Speaker: Katie McLaughlin (twitter) is an Operations Engineer.
Emojis are broken.
ASCII was 7 bit, extended ASCII for Europeans 8 bit, and then we got unicode with 32 bit (or utf-8 for size, since we only use 10% of unicode space).
There was Windings, there was the peace sign, which is in unicode since the 90s, but mostly there were telecommunication companies' emojis, which were then made consistent by a combined effort of apple and google to introduce emojis into unicode standard v6.
- v6: Emojis join Unicode (2010)
- v6.1: Faces get added (2012)
- v7: spock gesture, chipmunk, unicorn (2014)
- v8: rock symbol, taco, upside-down smiley (2015)
- v9: selfie, bacon, duck, spoon, whisky, egg (2016)
- v10: more takeaway food (2017)
Get Emojis accepted
Emojis are decided on by the Emoji Board of the Unicode Consortium.
- backwards compatibility
- frequently used things (substantiated by google trends or similar, compared to, say, hamburgers)
- distinctiveness from other emoji
- completeness (eg add missing zodiac signs)
- overly specific
- open-ended categories
- already represented (even in combination)
- no branding
- no fads
- provide emojis yourself if you want any control over how they look
- add alt-texts
- refer to emojis by their standardized name

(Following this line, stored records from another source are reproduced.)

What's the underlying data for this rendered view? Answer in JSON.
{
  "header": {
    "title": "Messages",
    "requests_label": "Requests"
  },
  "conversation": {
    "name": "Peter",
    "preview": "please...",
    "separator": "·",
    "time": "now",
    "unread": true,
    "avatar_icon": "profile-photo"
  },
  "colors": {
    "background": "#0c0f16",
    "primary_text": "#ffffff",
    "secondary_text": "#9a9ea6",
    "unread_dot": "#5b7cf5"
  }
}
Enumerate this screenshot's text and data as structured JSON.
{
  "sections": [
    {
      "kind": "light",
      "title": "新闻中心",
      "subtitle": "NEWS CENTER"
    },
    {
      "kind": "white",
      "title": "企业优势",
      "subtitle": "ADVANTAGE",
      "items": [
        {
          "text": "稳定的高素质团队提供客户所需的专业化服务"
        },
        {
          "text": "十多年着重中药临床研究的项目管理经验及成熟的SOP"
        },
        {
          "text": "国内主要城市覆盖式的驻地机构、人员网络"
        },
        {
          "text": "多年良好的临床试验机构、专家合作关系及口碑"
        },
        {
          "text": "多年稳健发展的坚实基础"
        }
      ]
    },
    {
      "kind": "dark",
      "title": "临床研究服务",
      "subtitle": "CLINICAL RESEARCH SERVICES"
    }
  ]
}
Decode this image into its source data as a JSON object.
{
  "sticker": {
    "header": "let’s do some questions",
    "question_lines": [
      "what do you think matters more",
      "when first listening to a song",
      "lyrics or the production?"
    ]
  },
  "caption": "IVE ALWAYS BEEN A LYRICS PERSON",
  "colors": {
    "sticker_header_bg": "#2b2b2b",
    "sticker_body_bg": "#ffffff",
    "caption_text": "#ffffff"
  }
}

- use the twitter set (permissive license) or the emojione set, which is completely open source